◆ **Data under study**:

-*-*-

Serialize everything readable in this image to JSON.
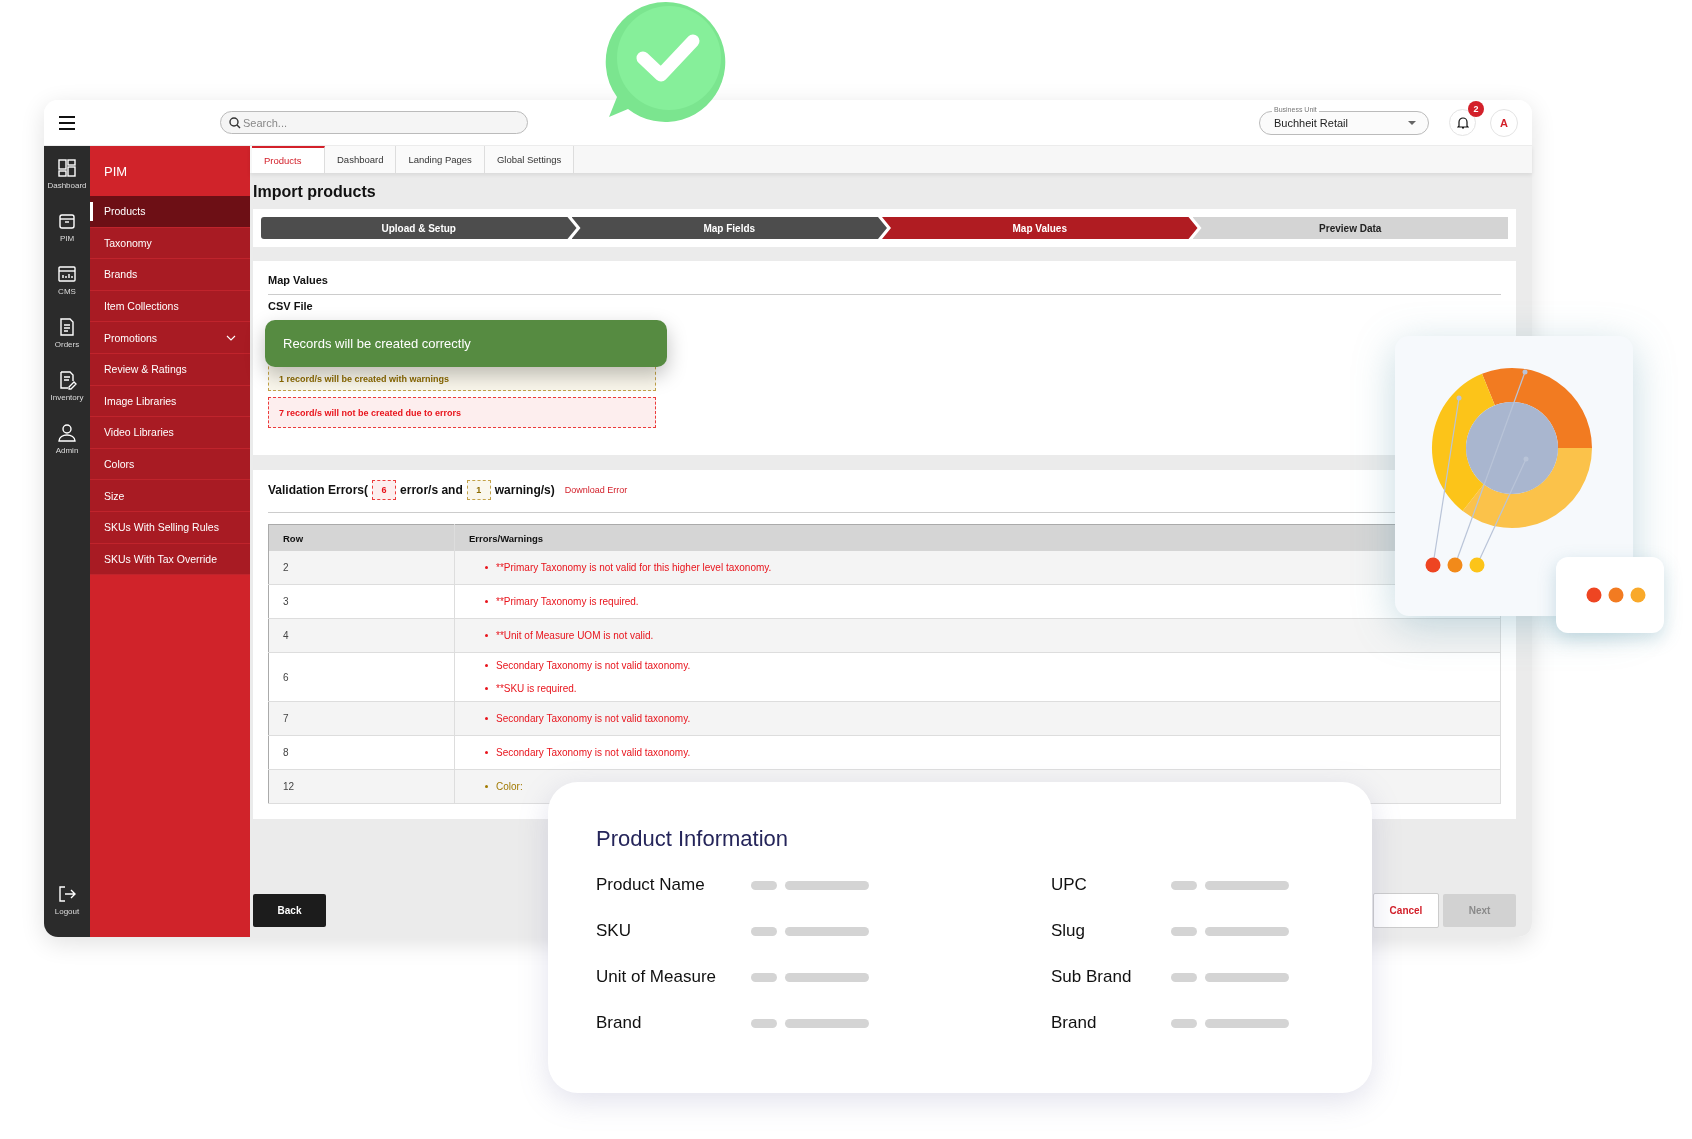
{
  "header": {
    "search": {
      "placeholder": "Search..."
    },
    "business_unit": {
      "label": "Business Unit",
      "value": "Buchheit Retail"
    },
    "notifications": {
      "count": "2"
    },
    "avatar": {
      "initial": "A"
    }
  },
  "nav_rail": {
    "items": [
      {
        "label": "Dashboard"
      },
      {
        "label": "PIM"
      },
      {
        "label": "CMS"
      },
      {
        "label": "Orders"
      },
      {
        "label": "Inventory"
      },
      {
        "label": "Admin"
      }
    ],
    "footer": {
      "label": "Logout"
    }
  },
  "side_menu": {
    "title": "PIM",
    "items": [
      {
        "label": "Products",
        "selected": true,
        "kind": "link"
      },
      {
        "label": "Taxonomy",
        "selected": false,
        "kind": "link"
      },
      {
        "label": "Brands",
        "selected": false,
        "kind": "link"
      },
      {
        "label": "Item Collections",
        "selected": false,
        "kind": "link"
      },
      {
        "label": "Promotions",
        "selected": false,
        "kind": "group"
      },
      {
        "label": "Review & Ratings",
        "selected": false,
        "kind": "link"
      },
      {
        "label": "Image Libraries",
        "selected": false,
        "kind": "link"
      },
      {
        "label": "Video Libraries",
        "selected": false,
        "kind": "link"
      },
      {
        "label": "Colors",
        "selected": false,
        "kind": "link"
      },
      {
        "label": "Size",
        "selected": false,
        "kind": "link"
      },
      {
        "label": "SKUs With Selling Rules",
        "selected": false,
        "kind": "link"
      },
      {
        "label": "SKUs With Tax Override",
        "selected": false,
        "kind": "link"
      }
    ]
  },
  "tabs": [
    {
      "label": "Products",
      "selected": true
    },
    {
      "label": "Dashboard",
      "selected": false
    },
    {
      "label": "Landing Pages",
      "selected": false
    },
    {
      "label": "Global Settings",
      "selected": false
    }
  ],
  "page_title": "Import products",
  "steps": [
    {
      "label": "Upload & Setup",
      "completed": true,
      "selected": false
    },
    {
      "label": "Map Fields",
      "completed": true,
      "selected": false
    },
    {
      "label": "Map Values",
      "completed": false,
      "selected": true
    },
    {
      "label": "Preview Data",
      "completed": false,
      "selected": false
    }
  ],
  "map_values": {
    "title": "Map Values",
    "file_label": "CSV File",
    "toast": "Records will be created correctly",
    "notices": [
      {
        "kind": "warning",
        "text": "1 record/s will be created with warnings"
      },
      {
        "kind": "error",
        "text": "7 record/s will not be created due to errors"
      }
    ]
  },
  "validation": {
    "title_start": "Validation Errors(",
    "error_count": "6",
    "title_middle": "error/s and",
    "warning_count": "1",
    "title_end": "warning/s)",
    "download_link": "Download Error",
    "table": {
      "columns": [
        "Row",
        "Errors/Warnings"
      ],
      "rows": [
        {
          "row": "2",
          "messages": [
            {
              "kind": "error",
              "text": "**Primary Taxonomy is not valid for this higher level taxonomy."
            }
          ]
        },
        {
          "row": "3",
          "messages": [
            {
              "kind": "error",
              "text": "**Primary Taxonomy is required."
            }
          ]
        },
        {
          "row": "4",
          "messages": [
            {
              "kind": "error",
              "text": "**Unit of Measure UOM is not valid."
            }
          ]
        },
        {
          "row": "6",
          "messages": [
            {
              "kind": "error",
              "text": "Secondary Taxonomy is not valid taxonomy."
            },
            {
              "kind": "error",
              "text": "**SKU is required."
            }
          ]
        },
        {
          "row": "7",
          "messages": [
            {
              "kind": "error",
              "text": "Secondary Taxonomy is not valid taxonomy."
            }
          ]
        },
        {
          "row": "8",
          "messages": [
            {
              "kind": "error",
              "text": "Secondary Taxonomy is not valid taxonomy."
            }
          ]
        },
        {
          "row": "12",
          "messages": [
            {
              "kind": "warning",
              "text": "Color:"
            }
          ]
        }
      ]
    }
  },
  "buttons": {
    "back": "Back",
    "cancel": "Cancel",
    "next": {
      "label": "Next",
      "disabled": true
    }
  },
  "product_info": {
    "title": "Product Information",
    "columns": [
      {
        "fields": [
          "Product Name",
          "SKU",
          "Unit of Measure",
          "Brand"
        ]
      },
      {
        "fields": [
          "UPC",
          "Slug",
          "Sub Brand",
          "Brand"
        ]
      }
    ]
  }
}
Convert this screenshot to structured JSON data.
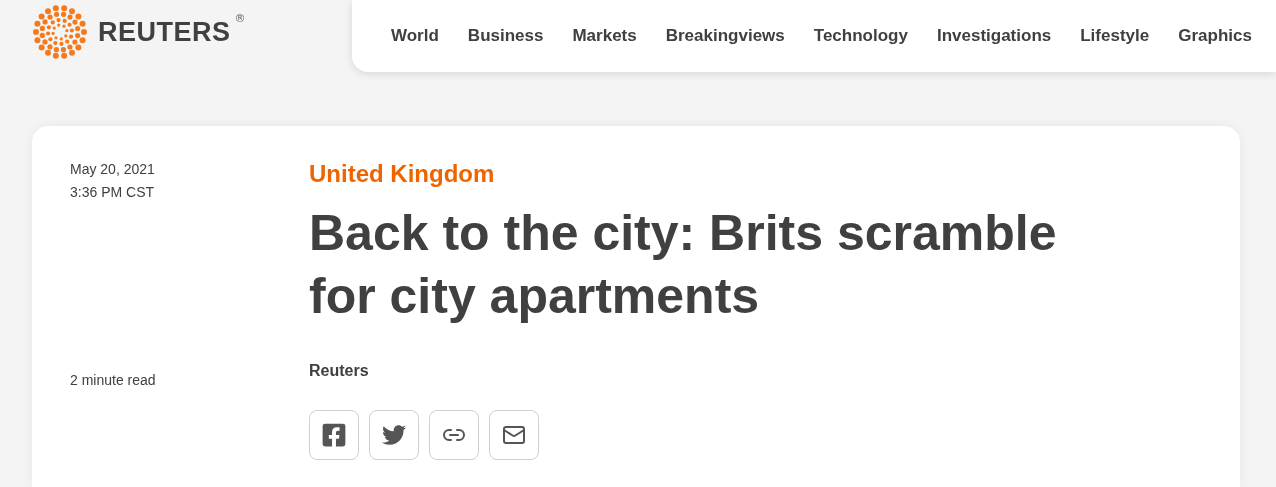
{
  "logo": {
    "wordmark": "REUTERS",
    "mark": "®"
  },
  "nav": [
    {
      "label": "World"
    },
    {
      "label": "Business"
    },
    {
      "label": "Markets"
    },
    {
      "label": "Breakingviews"
    },
    {
      "label": "Technology"
    },
    {
      "label": "Investigations"
    },
    {
      "label": "Lifestyle"
    },
    {
      "label": "Graphics"
    }
  ],
  "article": {
    "date": "May 20, 2021",
    "time": "3:36 PM CST",
    "section": "United Kingdom",
    "headline": "Back to the city: Brits scramble for city apartments",
    "read_time": "2 minute read",
    "byline": "Reuters",
    "share": [
      {
        "kind": "facebook"
      },
      {
        "kind": "twitter"
      },
      {
        "kind": "link"
      },
      {
        "kind": "email"
      }
    ]
  }
}
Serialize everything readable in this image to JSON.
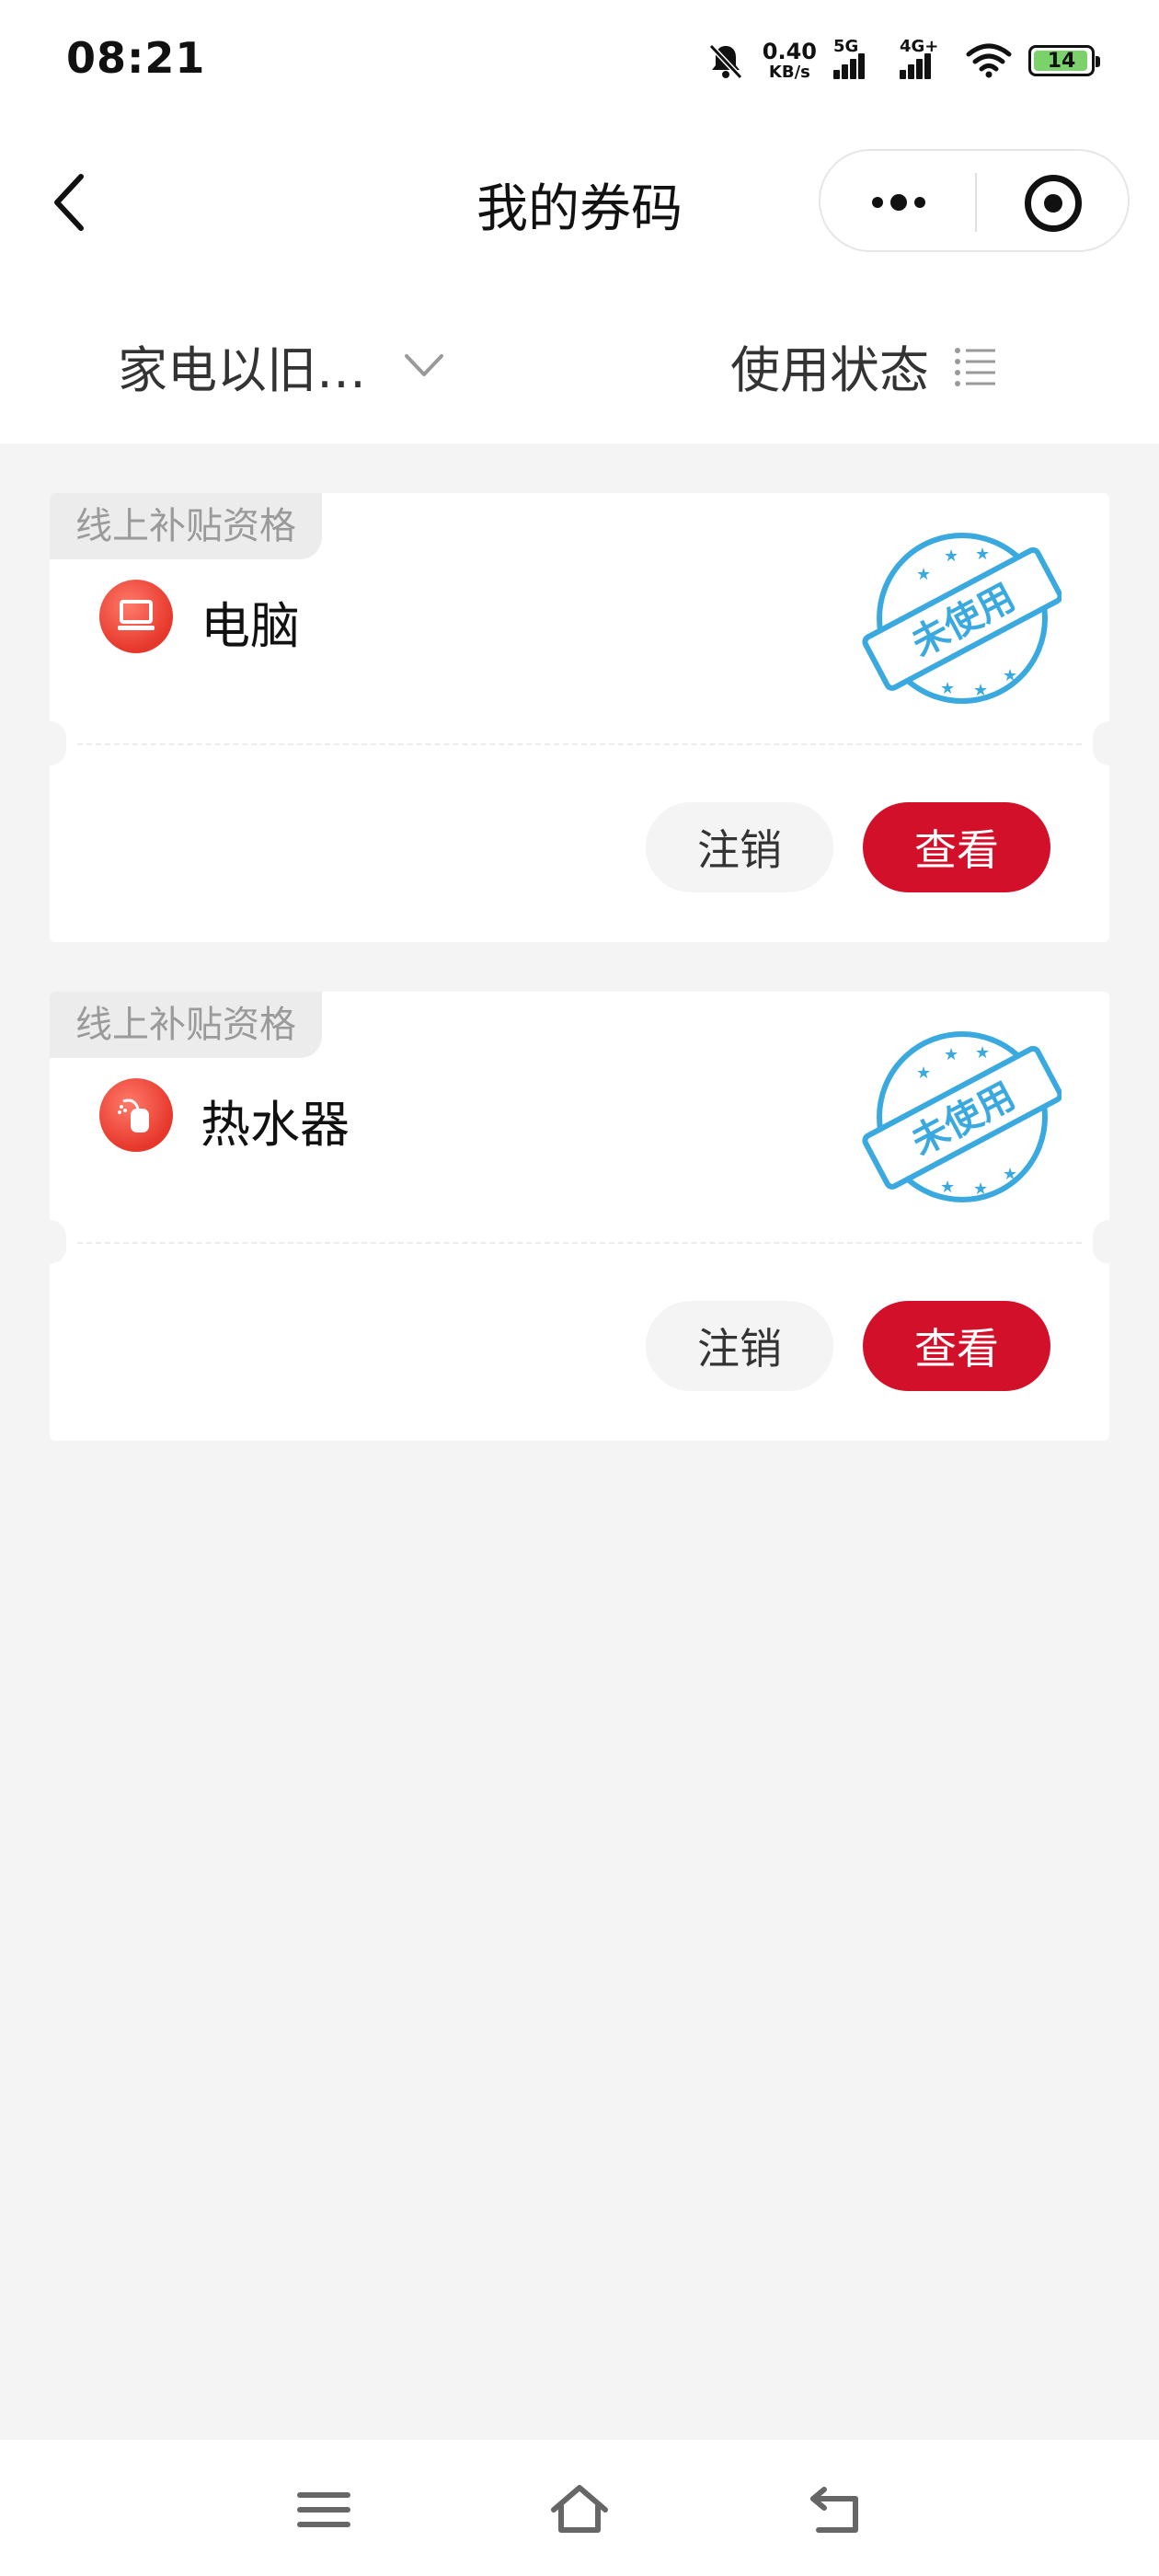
{
  "status_bar": {
    "time": "08:21",
    "net_speed_value": "0.40",
    "net_speed_unit": "KB/s",
    "sim1_label": "5G",
    "sim2_label": "4G+",
    "battery": "14",
    "icons": [
      "bell-muted-icon",
      "signal-icon",
      "wifi-icon",
      "battery-icon"
    ]
  },
  "nav": {
    "title": "我的券码",
    "icons": [
      "back-arrow-icon",
      "more-dots-icon",
      "target-icon"
    ]
  },
  "filters": {
    "category": "家电以旧…",
    "status": "使用状态",
    "icons": [
      "chevron-down-icon",
      "list-icon"
    ]
  },
  "cards": [
    {
      "tag": "线上补贴资格",
      "name": "电脑",
      "icon": "computer-icon",
      "stamp": "未使用",
      "cancel_label": "注销",
      "view_label": "查看"
    },
    {
      "tag": "线上补贴资格",
      "name": "热水器",
      "icon": "water-heater-icon",
      "stamp": "未使用",
      "cancel_label": "注销",
      "view_label": "查看"
    }
  ],
  "colors": {
    "accent": "#d2102a",
    "stamp_blue": "#3aa9e0",
    "background": "#f4f4f4"
  },
  "system_nav": {
    "icons": [
      "menu-icon",
      "home-icon",
      "back-icon"
    ]
  }
}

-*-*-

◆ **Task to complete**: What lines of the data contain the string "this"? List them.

◆ **Output**:
Serialize everything readable in this image to JSON.
              "text": "**Primary Taxonomy is not valid for this higher level taxonomy."
Convert this screenshot to structured JSON data.
Serialize everything readable in this image to JSON.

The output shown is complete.